We need to order some rubber bands for holding 3.5cm petri dish stacks. Can anyone share your catalog information?
Thanks a lot.
Maybe Ron Meyer can help?
Really, I think any will do.
BUT if you want to use rubber bands of science, you could fork out the dough and use some of the fancy INDESTRUCTIBLE rubber bands my drosophila colleagues use…
before we open up the forum as a local Staples outlet, maybe we can get some perspective here?
Of course not all rubber bands are equal… some are more equal than others (to misquote George)…but when I read (on the aforementioned webpage) phrases such as “Exceeds federal specifications A-A-131”, then I know they are just plain old rubber bands.
Next we will be discussing the best storage boxes for plates…upps, sorry we already have.
I don’t even use rubber bands for anything (appropriate usage of #yolo) except flinging and trying to hit people across the lab…wait…it wasn’t me…
But really, keep in mind that most of our funding for our work is from tax payers’ or charitable organizations’ money. Be thrifty where you can be.
Well, I use rubber bands both for shooting and for binding plates and i think the indestructible ones sound pretty cool.
it is really annoying when an old rubber band breaks on a tilting stack of plates in the incubator. thanks for posting the link snug!
There’s always masking tape - it’s not reusable like rubber bands, but it’s cheap, and it doesn’t snap or roll off the side. Tape up one side of a stack (of limited height) and they’ll stay together unless you drop them, and if you drop a stack a rubber band might not save you. Tape up opposing sides of a stack and you are free to drop them if that’s your custom.
If you do go with masking tape, beware of generic brands that leave little bits of sticky glue residue everywhere; after trying some we only use name-brand masking tape. Still a lot cheaper than Time Tape.
Oh, and I’m with Steve and Snug: I really doubt those “pale crepe gold high rubber content” rubber bands are usefully better than the standard rubber bands from the same company, which Amazon or Office Depot will happily sell you at 1/4 - 1/3 the price.
ah, personal preference…
i once had a discussion with ron ellis about different worm pick shapes (golf club vs straight blade) and rather than just agreeing with me that he was using the wrong shape
he quoted RL Stephenson “Each man among us prefers his own aim, and I prefer mine;”.
if you put the tape on one side of the plate stack and then it tips or slips it acts kind of like a jacob’s ladder. do both sides if you must use tape….
i am now curious about those rubber bands though. how about it snug, can you tell the difference?
The indestructible ones were robust and felt like cash money. Looked like they could secure vials together well. 10/10 victims of elastic sniping were considerably agitated.

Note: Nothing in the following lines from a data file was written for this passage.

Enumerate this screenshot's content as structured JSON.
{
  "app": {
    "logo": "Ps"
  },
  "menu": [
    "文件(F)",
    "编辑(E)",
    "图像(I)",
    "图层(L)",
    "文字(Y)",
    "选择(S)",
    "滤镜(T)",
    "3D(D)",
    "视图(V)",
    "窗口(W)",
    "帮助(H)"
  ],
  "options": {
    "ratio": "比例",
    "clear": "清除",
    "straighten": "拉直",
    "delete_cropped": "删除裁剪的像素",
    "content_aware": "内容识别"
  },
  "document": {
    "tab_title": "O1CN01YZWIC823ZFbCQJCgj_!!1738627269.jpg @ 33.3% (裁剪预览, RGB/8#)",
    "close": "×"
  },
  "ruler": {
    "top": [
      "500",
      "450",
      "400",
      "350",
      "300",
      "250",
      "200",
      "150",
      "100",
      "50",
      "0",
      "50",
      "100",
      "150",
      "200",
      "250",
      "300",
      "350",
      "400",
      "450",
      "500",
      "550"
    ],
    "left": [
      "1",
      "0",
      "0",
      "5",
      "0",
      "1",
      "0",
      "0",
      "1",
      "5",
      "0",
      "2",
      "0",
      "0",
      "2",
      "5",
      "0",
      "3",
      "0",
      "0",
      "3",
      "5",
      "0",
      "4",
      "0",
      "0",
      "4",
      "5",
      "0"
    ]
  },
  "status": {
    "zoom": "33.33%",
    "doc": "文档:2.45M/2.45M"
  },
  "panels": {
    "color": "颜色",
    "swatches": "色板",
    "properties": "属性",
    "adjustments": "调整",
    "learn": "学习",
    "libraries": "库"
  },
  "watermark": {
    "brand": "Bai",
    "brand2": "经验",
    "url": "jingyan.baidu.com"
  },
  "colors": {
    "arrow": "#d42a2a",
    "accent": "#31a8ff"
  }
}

The bands themselves are pretty strong though, so if you’re using budget dishes for your plates it might not be optimal. We use some pretty average vented plates from Fisher and I’d rather go with dollar store bands or those fancy crepe ones instead. I feel like the indestructible ones would be a bit too tight on a plate stack (well I guess it depends on how many plates you’re stacking…).
in a genuine effort to help the worm community, I have scanned the Internet for Solutions to this problem.
Before releasing to the unsuspecting hoards of wormers the fruits of my search, I would make a few observations.
There will be a physical limit to how many plates you can stack and ‘band’…trial and error will guide your way in this quest for the truth.
The taping variant suffers the same physical limitations as those drawn by rubber, too many and you spray them all across the lab trying to put the tape on.
There are solutions out there that either work directly or could be fashioned to work by your technical dept. (assuming the University hasn’t shut it down):
Other solutions spring to mind…
Employ a lab assistant with enormous Hands…problem solved.
Superglue a plate to each finger…a one off solution.
Ask your Mum if you can borrow her Party Susan…an elegant solution.
Now, as Robert Downey Jr. would say, ‘can we crack on?’.
- trade off, enormous handed lab assistant would just be awful at picking, also requires you pay them money to keep them alive
- supergluing your fingers would prevent you from being able to fire elastics at labmates, thus unfavourable
- use poker chip holders
I want to know who buys that rack Steve linked to. It’s shiny, sure, but I think you could make something that would work about as well with a drill, a piece of discarded wood, doweling, and Elmer’s wood glue, for a 50th the price.
I’ve seen a metal one in action before, ex. here